| DESCRIPTION OF THE TASK |
Could you restate every record below word for word?

Segment Start: AVAILABLE RECORDS

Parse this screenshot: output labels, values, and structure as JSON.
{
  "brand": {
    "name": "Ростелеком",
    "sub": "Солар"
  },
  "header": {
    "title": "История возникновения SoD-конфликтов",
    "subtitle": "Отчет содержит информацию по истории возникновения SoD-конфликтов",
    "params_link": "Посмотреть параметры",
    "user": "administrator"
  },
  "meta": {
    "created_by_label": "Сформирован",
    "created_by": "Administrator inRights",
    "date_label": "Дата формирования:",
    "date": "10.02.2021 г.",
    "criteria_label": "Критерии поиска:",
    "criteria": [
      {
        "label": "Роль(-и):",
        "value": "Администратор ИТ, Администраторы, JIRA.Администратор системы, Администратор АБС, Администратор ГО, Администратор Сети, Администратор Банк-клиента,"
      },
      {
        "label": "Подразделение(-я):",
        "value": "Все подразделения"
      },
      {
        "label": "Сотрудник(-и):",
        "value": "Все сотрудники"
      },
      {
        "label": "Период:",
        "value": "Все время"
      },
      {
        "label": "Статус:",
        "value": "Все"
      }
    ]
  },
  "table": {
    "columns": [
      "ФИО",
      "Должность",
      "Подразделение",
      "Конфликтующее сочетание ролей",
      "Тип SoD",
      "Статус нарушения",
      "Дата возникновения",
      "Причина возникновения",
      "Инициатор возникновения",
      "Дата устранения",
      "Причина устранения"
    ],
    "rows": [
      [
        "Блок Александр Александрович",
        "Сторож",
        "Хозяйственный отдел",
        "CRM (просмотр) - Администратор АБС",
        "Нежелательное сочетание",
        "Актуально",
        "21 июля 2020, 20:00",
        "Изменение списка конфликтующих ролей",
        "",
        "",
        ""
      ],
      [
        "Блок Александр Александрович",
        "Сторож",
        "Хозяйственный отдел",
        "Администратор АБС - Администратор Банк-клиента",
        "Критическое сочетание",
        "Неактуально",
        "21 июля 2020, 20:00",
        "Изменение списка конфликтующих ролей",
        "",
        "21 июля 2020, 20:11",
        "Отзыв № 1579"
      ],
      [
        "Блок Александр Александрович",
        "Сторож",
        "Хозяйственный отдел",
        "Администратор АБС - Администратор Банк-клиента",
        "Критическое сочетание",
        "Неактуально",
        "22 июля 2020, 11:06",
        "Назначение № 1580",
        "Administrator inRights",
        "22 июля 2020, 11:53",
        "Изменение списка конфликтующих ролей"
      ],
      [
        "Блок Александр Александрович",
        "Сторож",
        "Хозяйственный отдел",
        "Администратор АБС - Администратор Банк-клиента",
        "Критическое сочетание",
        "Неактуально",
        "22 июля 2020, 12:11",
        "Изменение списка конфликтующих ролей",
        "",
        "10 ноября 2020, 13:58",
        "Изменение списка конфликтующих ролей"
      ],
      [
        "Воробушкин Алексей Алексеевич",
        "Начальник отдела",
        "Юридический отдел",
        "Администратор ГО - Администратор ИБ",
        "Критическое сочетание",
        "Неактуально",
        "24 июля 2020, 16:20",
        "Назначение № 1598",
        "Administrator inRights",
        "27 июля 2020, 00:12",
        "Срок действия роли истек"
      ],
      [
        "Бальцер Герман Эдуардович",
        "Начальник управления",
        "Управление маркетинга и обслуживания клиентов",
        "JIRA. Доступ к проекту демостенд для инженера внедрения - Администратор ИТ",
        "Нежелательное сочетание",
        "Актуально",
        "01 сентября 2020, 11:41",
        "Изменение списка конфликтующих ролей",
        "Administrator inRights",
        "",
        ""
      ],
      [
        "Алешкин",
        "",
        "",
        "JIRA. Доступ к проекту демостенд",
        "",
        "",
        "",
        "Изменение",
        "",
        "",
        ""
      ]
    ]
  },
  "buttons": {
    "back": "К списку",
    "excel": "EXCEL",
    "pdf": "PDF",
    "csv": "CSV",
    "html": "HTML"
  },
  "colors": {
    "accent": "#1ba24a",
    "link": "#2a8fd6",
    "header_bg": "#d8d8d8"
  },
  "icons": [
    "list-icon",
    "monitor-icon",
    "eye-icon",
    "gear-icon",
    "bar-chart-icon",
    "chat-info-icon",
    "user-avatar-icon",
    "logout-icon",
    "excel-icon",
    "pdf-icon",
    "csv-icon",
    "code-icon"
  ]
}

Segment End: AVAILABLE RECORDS

| WRITTEN ANSWER |
Parse this screenshot: output labels, values, and structure as JSON.
{
  "brand": {
    "name": "Ростелеком",
    "sub": "Солар"
  },
  "header": {
    "title": "История возникновения SoD-конфликтов",
    "subtitle": "Отчет содержит информацию по истории возникновения SoD-конфликтов",
    "params_link": "Посмотреть параметры",
    "user": "administrator"
  },
  "meta": {
    "created_by_label": "Сформирован",
    "created_by": "Administrator inRights",
    "date_label": "Дата формирования:",
    "date": "10.02.2021 г.",
    "criteria_label": "Критерии поиска:",
    "criteria": [
      {
        "label": "Роль(-и):",
        "value": "Администратор ИТ, Администраторы, JIRA.Администратор системы, Администратор АБС, Администратор ГО, Администратор Сети, Администратор Банк-клиента,"
      },
      {
        "label": "Подразделение(-я):",
        "value": "Все подразделения"
      },
      {
        "label": "Сотрудник(-и):",
        "value": "Все сотрудники"
      },
      {
        "label": "Период:",
        "value": "Все время"
      },
      {
        "label": "Статус:",
        "value": "Все"
      }
    ]
  },
  "table": {
    "columns": [
      "ФИО",
      "Должность",
      "Подразделение",
      "Конфликтующее сочетание ролей",
      "Тип SoD",
      "Статус нарушения",
      "Дата возникновения",
      "Причина возникновения",
      "Инициатор возникновения",
      "Дата устранения",
      "Причина устранения"
    ],
    "rows": [
      [
        "Блок Александр Александрович",
        "Сторож",
        "Хозяйственный отдел",
        "CRM (просмотр) - Администратор АБС",
        "Нежелательное сочетание",
        "Актуально",
        "21 июля 2020, 20:00",
        "Изменение списка конфликтующих ролей",
        "",
        "",
        ""
      ],
      [
        "Блок Александр Александрович",
        "Сторож",
        "Хозяйственный отдел",
        "Администратор АБС - Администратор Банк-клиента",
        "Критическое сочетание",
        "Неактуально",
        "21 июля 2020, 20:00",
        "Изменение списка конфликтующих ролей",
        "",
        "21 июля 2020, 20:11",
        "Отзыв № 1579"
      ],
      [
        "Блок Александр Александрович",
        "Сторож",
        "Хозяйственный отдел",
        "Администратор АБС - Администратор Банк-клиента",
        "Критическое сочетание",
        "Неактуально",
        "22 июля 2020, 11:06",
        "Назначение № 1580",
        "Administrator inRights",
        "22 июля 2020, 11:53",
        "Изменение списка конфликтующих ролей"
      ],
      [
        "Блок Александр Александрович",
        "Сторож",
        "Хозяйственный отдел",
        "Администратор АБС - Администратор Банк-клиента",
        "Критическое сочетание",
        "Неактуально",
        "22 июля 2020, 12:11",
        "Изменение списка конфликтующих ролей",
        "",
        "10 ноября 2020, 13:58",
        "Изменение списка конфликтующих ролей"
      ],
      [
        "Воробушкин Алексей Алексеевич",
        "Начальник отдела",
        "Юридический отдел",
        "Администратор ГО - Администратор ИБ",
        "Критическое сочетание",
        "Неактуально",
        "24 июля 2020, 16:20",
        "Назначение № 1598",
        "Administrator inRights",
        "27 июля 2020, 00:12",
        "Срок действия роли истек"
      ],
      [
        "Бальцер Герман Эдуардович",
        "Начальник управления",
        "Управление маркетинга и обслуживания клиентов",
        "JIRA. Доступ к проекту демостенд для инженера внедрения - Администратор ИТ",
        "Нежелательное сочетание",
        "Актуально",
        "01 сентября 2020, 11:41",
        "Изменение списка конфликтующих ролей",
        "Administrator inRights",
        "",
        ""
      ],
      [
        "Алешкин",
        "",
        "",
        "JIRA. Доступ к проекту демостенд",
        "",
        "",
        "",
        "Изменение",
        "",
        "",
        ""
      ]
    ]
  },
  "buttons": {
    "back": "К списку",
    "excel": "EXCEL",
    "pdf": "PDF",
    "csv": "CSV",
    "html": "HTML"
  },
  "colors": {
    "accent": "#1ba24a",
    "link": "#2a8fd6",
    "header_bg": "#d8d8d8"
  },
  "icons": [
    "list-icon",
    "monitor-icon",
    "eye-icon",
    "gear-icon",
    "bar-chart-icon",
    "chat-info-icon",
    "user-avatar-icon",
    "logout-icon",
    "excel-icon",
    "pdf-icon",
    "csv-icon",
    "code-icon"
  ]
}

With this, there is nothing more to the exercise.